The exponential rise in the amount of public data is making cyber security in companies increasingly complex.
The results of the latest index produced by Cesin, a club of information and digital security experts, provide a rather worrying overview of cyber risk for large businesses. More than one in five security managers (21%) from the association, which mainly represents CAC 40 companies listed on the Paris stock exchange, reported having experienced 15 or more attacks in 2016.
Open data and cyber security: the two approaches are not incompatible
Some 80% said they had recorded at least one cyber-attack in 2016, and 46% felt that the number of attacks had increased compared with 2015. As a result, 84% of them planned to acquire new technical solutions.
There is no doubt that this is vital, for “the task is growing ever more difficult,” stresses Niels Everstijn, Business Unit Manager of Axians Security Netherlands. He adds: “It’s an inevitable and long-term evolution. Information is absolutely everywhere now and each development brings with it a new challenge. In fact, this is only the beginning!”
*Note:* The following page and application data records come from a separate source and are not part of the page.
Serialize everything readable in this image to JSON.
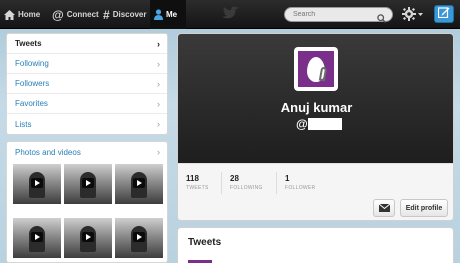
{
  "nav": {
    "home": "Home",
    "connect": "Connect",
    "discover": "Discover",
    "me": "Me"
  },
  "search": {
    "placeholder": "Search"
  },
  "sidebar": {
    "items": [
      {
        "label": "Tweets",
        "active": true
      },
      {
        "label": "Following",
        "active": false
      },
      {
        "label": "Followers",
        "active": false
      },
      {
        "label": "Favorites",
        "active": false
      },
      {
        "label": "Lists",
        "active": false
      }
    ]
  },
  "media": {
    "title": "Photos and videos"
  },
  "profile": {
    "name": "Anuj kumar",
    "handle_prefix": "@",
    "stats": {
      "tweets_count": "118",
      "tweets_label": "TWEETS",
      "following_count": "28",
      "following_label": "FOLLOWING",
      "followers_count": "1",
      "followers_label": "FOLLOWER"
    },
    "edit_label": "Edit profile"
  },
  "timeline": {
    "title": "Tweets"
  },
  "colors": {
    "accent": "#3a98d8",
    "link": "#2a7fb8",
    "avatar_bg": "#7a2f8a",
    "topbar": "#1b1b1b"
  }
}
“Open Source material must also be protected”
Seen from this perspective, does the growth of open data pose a specific risk? Does it make information protection in businesses more complex? Contrary to widespread belief, open data is not limited to start-ups and young companies. In the UK, for example, the Open Data Institute (ODI) reports that around two in five open data companies were set up more than 10 years ago and that around one in ten companies have more than 250 employees. The responsibility of using Open Source lies with the user themself, therefore the decision on whether the architecture’s Open Source code is “secure” enough remains the user’s responsibility.
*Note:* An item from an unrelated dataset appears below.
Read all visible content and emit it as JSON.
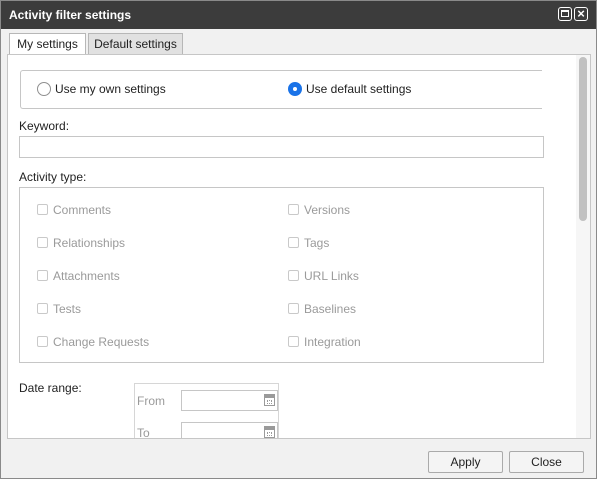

“The open data principle is distinctive in that businesses haven’t developed open source-related material with security requirements in mind. Having said that, I don’t think that open data and cyber security are incompatible as approaches. People just need to be aware that open source material also needs to be protected to the extent possible,” explains Niels Everstijn.
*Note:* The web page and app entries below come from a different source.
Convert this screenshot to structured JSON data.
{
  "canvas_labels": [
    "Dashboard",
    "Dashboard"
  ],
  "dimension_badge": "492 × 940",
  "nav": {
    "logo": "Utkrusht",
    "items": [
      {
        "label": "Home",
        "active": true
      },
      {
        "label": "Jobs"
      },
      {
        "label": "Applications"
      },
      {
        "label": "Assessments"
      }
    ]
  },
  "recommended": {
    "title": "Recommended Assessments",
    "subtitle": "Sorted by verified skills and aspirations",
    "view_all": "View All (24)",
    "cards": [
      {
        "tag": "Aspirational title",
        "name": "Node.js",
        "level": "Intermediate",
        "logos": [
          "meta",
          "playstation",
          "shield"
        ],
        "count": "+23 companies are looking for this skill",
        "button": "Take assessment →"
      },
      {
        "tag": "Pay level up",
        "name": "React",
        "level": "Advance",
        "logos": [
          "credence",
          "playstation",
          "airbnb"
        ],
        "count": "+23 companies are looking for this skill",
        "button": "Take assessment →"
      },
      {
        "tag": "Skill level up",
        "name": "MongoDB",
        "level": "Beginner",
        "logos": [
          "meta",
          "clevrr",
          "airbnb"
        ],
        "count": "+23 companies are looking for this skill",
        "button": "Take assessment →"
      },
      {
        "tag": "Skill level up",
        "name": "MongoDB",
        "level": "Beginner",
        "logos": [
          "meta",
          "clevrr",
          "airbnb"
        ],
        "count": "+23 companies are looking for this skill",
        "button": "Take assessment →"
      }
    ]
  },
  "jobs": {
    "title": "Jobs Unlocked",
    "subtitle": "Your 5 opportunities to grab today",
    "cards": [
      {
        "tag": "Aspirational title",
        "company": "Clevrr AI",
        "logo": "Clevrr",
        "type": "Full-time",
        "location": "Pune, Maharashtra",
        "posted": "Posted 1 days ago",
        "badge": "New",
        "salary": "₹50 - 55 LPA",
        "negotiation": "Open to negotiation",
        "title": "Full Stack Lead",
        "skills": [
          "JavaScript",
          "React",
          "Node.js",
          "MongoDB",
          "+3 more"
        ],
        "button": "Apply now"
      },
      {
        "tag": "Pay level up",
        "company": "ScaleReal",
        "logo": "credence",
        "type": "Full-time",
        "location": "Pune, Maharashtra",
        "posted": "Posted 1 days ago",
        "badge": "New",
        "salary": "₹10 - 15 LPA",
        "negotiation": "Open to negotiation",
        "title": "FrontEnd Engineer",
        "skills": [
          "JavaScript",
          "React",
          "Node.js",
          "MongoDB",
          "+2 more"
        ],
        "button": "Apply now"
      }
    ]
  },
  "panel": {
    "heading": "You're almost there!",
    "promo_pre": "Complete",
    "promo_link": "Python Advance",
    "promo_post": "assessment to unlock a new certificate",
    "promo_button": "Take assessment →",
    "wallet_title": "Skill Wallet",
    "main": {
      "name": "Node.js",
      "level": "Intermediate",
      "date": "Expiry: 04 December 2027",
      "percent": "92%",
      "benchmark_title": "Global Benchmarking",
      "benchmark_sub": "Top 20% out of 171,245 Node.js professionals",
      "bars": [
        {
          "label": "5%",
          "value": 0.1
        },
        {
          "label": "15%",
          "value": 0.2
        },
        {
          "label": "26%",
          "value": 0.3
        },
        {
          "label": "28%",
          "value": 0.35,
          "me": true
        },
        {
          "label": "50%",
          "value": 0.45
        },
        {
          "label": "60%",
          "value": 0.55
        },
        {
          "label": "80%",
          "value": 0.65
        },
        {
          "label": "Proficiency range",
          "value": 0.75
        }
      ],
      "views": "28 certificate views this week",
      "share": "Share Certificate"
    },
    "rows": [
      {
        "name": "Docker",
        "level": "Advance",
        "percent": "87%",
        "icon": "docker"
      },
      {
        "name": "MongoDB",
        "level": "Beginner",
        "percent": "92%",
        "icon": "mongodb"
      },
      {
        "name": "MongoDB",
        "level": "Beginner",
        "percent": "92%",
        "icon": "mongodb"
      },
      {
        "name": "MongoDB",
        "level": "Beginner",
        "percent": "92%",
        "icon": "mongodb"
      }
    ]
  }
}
“An opportunity to be seized”
The latest ODI report confirms that a parallel development is under way. Although companies are experiencing more and more attacks (there was an eightfold rise in ransom demands in 2016), they are also increasingly turning to open data, which in some respects is the best way of pulling the rug out from under the hackers.
According to Jeni Tennison, ODI’s CEO, companies do not throw themselves into open data “for the sake of openness alone”. “They see it as a way to fill gaps, reduce risks, and seize opportunities.”
Axians, which created a structure enabling security managers to adopt various levels of prevention and response based on the nature of the evolving threat, is taking steps to adapt accordingly. “It’s now easier to make cyber security a core element of company policy,” confirms Niels Everstijn.